You go on playing something which is not really there – you do something else, just the opposite. You may be angry, but you smile. You may be hurt, but you smile. You may be boiling within, but you smile. You may want to scream, but you go on singing. You may want to do something else, but it is not feasible, it is not practical, it is not the ‘right’ thing to do.
And that’s what has happened. In the Greek drama they had only one mask. You have many. Masks upon masks, like layers of an onion. If you put one mask away there is another, if you put that away there is another. And you can go on digging and digging and you will be surprised how many faces you are carrying. How many! For lives you have been collecting them. And they are all useful, because you have to change many times.– Osho
Tread carefully from here, dear reader. I’m no longer going to sugar-coat things. Mostly because I’m out of weed, and patience.
In one of his rare interviews, Marlon Brando is on the Dick Cavett show where of course Dick has got to congratulate him, what a great actor this and that, and Brando says.. well, we’re all great actors. We’re all playing this game every moment – putting on a show, pretending this or that, maneuvering or holding back or whatever it is – we’re so used to it we’ve forgotten we’re even doing it. All to avoid the honesty and vulnerability of what we’re really thinking and feeling at any moment.
The purpose of meditation is the death of this actor, let no one tell you otherwise. Look at this world, the monotony the fakeness the denial – all these silly games and masks we put on. What other honest response can there be, than death. Get me out of it, I’m not interested. And in that perfect renunciation, that total one pointed surrender.. the explosion. The quantum leap. If you really mean it, you will meet your god, meet your maker. Interesting phrase huh.. we know god is death. But death of what?
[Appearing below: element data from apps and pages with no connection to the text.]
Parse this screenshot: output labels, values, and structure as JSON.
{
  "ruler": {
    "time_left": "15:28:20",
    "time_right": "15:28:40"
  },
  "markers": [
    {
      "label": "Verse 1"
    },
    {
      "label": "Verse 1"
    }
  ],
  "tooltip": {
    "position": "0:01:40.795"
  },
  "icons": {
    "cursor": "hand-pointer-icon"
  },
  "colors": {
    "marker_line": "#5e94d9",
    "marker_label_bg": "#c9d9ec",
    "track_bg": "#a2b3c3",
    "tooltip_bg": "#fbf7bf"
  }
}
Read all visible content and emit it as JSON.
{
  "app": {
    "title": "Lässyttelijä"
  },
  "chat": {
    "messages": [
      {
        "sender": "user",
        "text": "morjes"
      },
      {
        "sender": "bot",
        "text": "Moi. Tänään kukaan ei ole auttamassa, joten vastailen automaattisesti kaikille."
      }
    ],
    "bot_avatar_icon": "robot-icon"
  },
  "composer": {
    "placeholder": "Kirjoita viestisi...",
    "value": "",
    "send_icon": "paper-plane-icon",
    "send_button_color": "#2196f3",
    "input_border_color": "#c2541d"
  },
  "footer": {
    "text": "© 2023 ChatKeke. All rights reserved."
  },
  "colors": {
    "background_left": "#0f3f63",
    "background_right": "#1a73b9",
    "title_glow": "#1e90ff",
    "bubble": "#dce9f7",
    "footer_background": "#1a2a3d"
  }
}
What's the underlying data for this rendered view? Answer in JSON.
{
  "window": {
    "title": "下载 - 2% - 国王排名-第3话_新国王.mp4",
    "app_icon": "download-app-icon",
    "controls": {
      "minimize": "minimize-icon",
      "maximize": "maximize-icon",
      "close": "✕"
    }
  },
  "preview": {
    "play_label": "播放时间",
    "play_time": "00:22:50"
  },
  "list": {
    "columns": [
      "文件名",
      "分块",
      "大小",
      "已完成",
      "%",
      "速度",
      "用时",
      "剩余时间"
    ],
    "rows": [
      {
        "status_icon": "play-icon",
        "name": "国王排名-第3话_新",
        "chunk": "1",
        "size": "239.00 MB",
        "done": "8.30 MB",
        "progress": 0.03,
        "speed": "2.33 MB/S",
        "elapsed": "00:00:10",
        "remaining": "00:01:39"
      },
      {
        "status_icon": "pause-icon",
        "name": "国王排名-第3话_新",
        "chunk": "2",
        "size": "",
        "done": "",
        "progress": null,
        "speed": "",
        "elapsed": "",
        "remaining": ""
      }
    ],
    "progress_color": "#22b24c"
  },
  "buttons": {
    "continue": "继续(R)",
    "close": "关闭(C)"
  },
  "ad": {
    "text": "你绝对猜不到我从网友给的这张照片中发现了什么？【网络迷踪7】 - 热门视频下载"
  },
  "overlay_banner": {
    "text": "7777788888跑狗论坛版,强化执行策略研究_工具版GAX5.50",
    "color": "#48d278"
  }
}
The mind has to be forced to the limit, ground into the unspeakable agony, the incalculable boredom of facing our own utter insignificance. And I don’t mean physical death, but the severity of that word in the typical human awareness is the only thing strong enough to put things into action, to light the fire underneath us. To force you to look at yourself. You, looking at yourself. But we try to keep one foot in and one foot out, play both worlds. Dip our feet in to danger but keep one hand on the life jacket. No no, that won’t do. Genuine abidance in the now is a perfect, perennial death. It is a free fall with no landing. Nothing to hold on to, everything is at risk at every moment. Again and again.
We cling to the mind though, to safety. We do not quite believe in, or cannot accept this miracle, the perfect harmony of this life, despite all evidence to the contrary. Just look! You were born out of nowhere, where did it all come from? The singing of the bird in the early morning, wind bustling through the trees, waves crashing.. doesn’t it take your breath away? How can it be? And there is no question, no doubt to any of it, some perfect certainty despite all of our own internal resistance. Nature could give a fuck about that, it plows forward, emptying an apocalypse into every moment for all eternity. The power, the energy of it all.. its too much for the mind to bear. So, toss the mind out, its of no use here. Trust in yourself the same way all of existence does.
This is the mechanism and practice of meditation. Our minds (and therefore our words and actions) are contoured around the filtering system of this actor with all its different masks, the ego and default mode network. When we sit and watch this machine in motion, we are tempted and pulled again and again into these familiar patterns, these habitual behaviors and analyses designed to keep us “safe”. But at the grievous cost of our very authenticity, that which makes us human to begin with.
The challenge and the danger of the meditative life is to ignore these beckoning calls to safety, the refusal to embrace fear and the creature comforts offered as consolation for a life of inert phoniness. And no great drama or effort has to be made out of the practice, it is simply a recognition of what is happening and the will to say no to it. The thoughts, the masks, will drop away on their own from disuse, and our original face will be revealed once more.
It has nothing to do with effort. Just turn away, look between the thoughts, rather than at the thoughts. When you happen to walk in a crowd, you do not fight every man you meet, you just find your way between. When you fight, you invite a fight. But when you do not resist, you meet no resistance. When you refuse to play the game, you are out of it.– Nisargadatta